WORK TASK: Produce the full set of records below once more, exactly as they stand.

App and web page records
Segment Open

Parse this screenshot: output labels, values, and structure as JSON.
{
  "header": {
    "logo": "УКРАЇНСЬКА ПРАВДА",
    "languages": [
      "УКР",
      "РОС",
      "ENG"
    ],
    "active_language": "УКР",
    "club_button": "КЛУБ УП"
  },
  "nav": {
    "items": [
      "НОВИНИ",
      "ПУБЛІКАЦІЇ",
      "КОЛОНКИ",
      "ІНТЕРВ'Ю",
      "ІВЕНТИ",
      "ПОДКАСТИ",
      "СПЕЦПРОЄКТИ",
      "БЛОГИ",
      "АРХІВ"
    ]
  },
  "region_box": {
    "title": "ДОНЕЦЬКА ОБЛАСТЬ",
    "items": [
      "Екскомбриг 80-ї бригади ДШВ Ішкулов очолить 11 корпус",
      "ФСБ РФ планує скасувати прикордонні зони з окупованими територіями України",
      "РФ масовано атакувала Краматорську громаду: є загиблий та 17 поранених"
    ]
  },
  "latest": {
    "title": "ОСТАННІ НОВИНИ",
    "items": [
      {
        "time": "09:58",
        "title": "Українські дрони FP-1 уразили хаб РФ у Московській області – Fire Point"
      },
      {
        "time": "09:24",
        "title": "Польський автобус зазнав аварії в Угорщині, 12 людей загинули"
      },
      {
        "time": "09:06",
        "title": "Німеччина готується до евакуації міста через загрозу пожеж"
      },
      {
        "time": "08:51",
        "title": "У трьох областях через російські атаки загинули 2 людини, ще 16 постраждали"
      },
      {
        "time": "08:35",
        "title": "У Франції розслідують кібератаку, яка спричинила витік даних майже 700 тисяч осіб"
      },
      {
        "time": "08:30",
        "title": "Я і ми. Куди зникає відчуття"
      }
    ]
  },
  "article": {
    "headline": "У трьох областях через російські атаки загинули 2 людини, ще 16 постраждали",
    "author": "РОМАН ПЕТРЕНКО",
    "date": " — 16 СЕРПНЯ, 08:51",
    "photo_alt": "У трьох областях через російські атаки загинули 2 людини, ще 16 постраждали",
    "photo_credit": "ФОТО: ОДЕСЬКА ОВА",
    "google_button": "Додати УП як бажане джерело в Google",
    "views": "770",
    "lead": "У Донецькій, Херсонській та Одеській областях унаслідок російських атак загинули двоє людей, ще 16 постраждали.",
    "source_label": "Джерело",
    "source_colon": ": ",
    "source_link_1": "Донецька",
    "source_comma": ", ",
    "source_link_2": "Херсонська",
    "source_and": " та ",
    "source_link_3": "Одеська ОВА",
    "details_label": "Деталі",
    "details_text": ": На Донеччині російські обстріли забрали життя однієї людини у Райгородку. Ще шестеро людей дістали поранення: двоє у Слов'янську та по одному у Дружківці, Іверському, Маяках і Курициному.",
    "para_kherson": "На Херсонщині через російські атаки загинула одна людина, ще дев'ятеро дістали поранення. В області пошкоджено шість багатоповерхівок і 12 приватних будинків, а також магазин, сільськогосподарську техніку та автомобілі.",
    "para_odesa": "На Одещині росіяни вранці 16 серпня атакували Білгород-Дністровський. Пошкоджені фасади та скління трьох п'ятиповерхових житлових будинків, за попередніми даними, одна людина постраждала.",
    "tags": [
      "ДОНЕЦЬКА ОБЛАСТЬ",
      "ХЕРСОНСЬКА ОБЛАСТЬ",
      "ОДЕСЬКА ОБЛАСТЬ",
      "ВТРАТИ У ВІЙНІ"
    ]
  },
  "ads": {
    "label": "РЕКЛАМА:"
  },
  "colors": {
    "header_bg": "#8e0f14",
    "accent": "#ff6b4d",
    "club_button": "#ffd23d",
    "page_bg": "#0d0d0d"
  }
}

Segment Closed

EXERCISE ANSWER:
Parse this screenshot: output labels, values, and structure as JSON.
{
  "header": {
    "logo": "УКРАЇНСЬКА ПРАВДА",
    "languages": [
      "УКР",
      "РОС",
      "ENG"
    ],
    "active_language": "УКР",
    "club_button": "КЛУБ УП"
  },
  "nav": {
    "items": [
      "НОВИНИ",
      "ПУБЛІКАЦІЇ",
      "КОЛОНКИ",
      "ІНТЕРВ'Ю",
      "ІВЕНТИ",
      "ПОДКАСТИ",
      "СПЕЦПРОЄКТИ",
      "БЛОГИ",
      "АРХІВ"
    ]
  },
  "region_box": {
    "title": "ДОНЕЦЬКА ОБЛАСТЬ",
    "items": [
      "Екскомбриг 80-ї бригади ДШВ Ішкулов очолить 11 корпус",
      "ФСБ РФ планує скасувати прикордонні зони з окупованими територіями України",
      "РФ масовано атакувала Краматорську громаду: є загиблий та 17 поранених"
    ]
  },
  "latest": {
    "title": "ОСТАННІ НОВИНИ",
    "items": [
      {
        "time": "09:58",
        "title": "Українські дрони FP-1 уразили хаб РФ у Московській області – Fire Point"
      },
      {
        "time": "09:24",
        "title": "Польський автобус зазнав аварії в Угорщині, 12 людей загинули"
      },
      {
        "time": "09:06",
        "title": "Німеччина готується до евакуації міста через загрозу пожеж"
      },
      {
        "time": "08:51",
        "title": "У трьох областях через російські атаки загинули 2 людини, ще 16 постраждали"
      },
      {
        "time": "08:35",
        "title": "У Франції розслідують кібератаку, яка спричинила витік даних майже 700 тисяч осіб"
      },
      {
        "time": "08:30",
        "title": "Я і ми. Куди зникає відчуття"
      }
    ]
  },
  "article": {
    "headline": "У трьох областях через російські атаки загинули 2 людини, ще 16 постраждали",
    "author": "РОМАН ПЕТРЕНКО",
    "date": " — 16 СЕРПНЯ, 08:51",
    "photo_alt": "У трьох областях через російські атаки загинули 2 людини, ще 16 постраждали",
    "photo_credit": "ФОТО: ОДЕСЬКА ОВА",
    "google_button": "Додати УП як бажане джерело в Google",
    "views": "770",
    "lead": "У Донецькій, Херсонській та Одеській областях унаслідок російських атак загинули двоє людей, ще 16 постраждали.",
    "source_label": "Джерело",
    "source_colon": ": ",
    "source_link_1": "Донецька",
    "source_comma": ", ",
    "source_link_2": "Херсонська",
    "source_and": " та ",
    "source_link_3": "Одеська ОВА",
    "details_label": "Деталі",
    "details_text": ": На Донеччині російські обстріли забрали життя однієї людини у Райгородку. Ще шестеро людей дістали поранення: двоє у Слов'янську та по одному у Дружківці, Іверському, Маяках і Курициному.",
    "para_kherson": "На Херсонщині через російські атаки загинула одна людина, ще дев'ятеро дістали поранення. В області пошкоджено шість багатоповерхівок і 12 приватних будинків, а також магазин, сільськогосподарську техніку та автомобілі.",
    "para_odesa": "На Одещині росіяни вранці 16 серпня атакували Білгород-Дністровський. Пошкоджені фасади та скління трьох п'ятиповерхових житлових будинків, за попередніми даними, одна людина постраждала.",
    "tags": [
      "ДОНЕЦЬКА ОБЛАСТЬ",
      "ХЕРСОНСЬКА ОБЛАСТЬ",
      "ОДЕСЬКА ОБЛАСТЬ",
      "ВТРАТИ У ВІЙНІ"
    ]
  },
  "ads": {
    "label": "РЕКЛАМА:"
  },
  "colors": {
    "header_bg": "#8e0f14",
    "accent": "#ff6b4d",
    "club_button": "#ffd23d",
    "page_bg": "#0d0d0d"
  }
}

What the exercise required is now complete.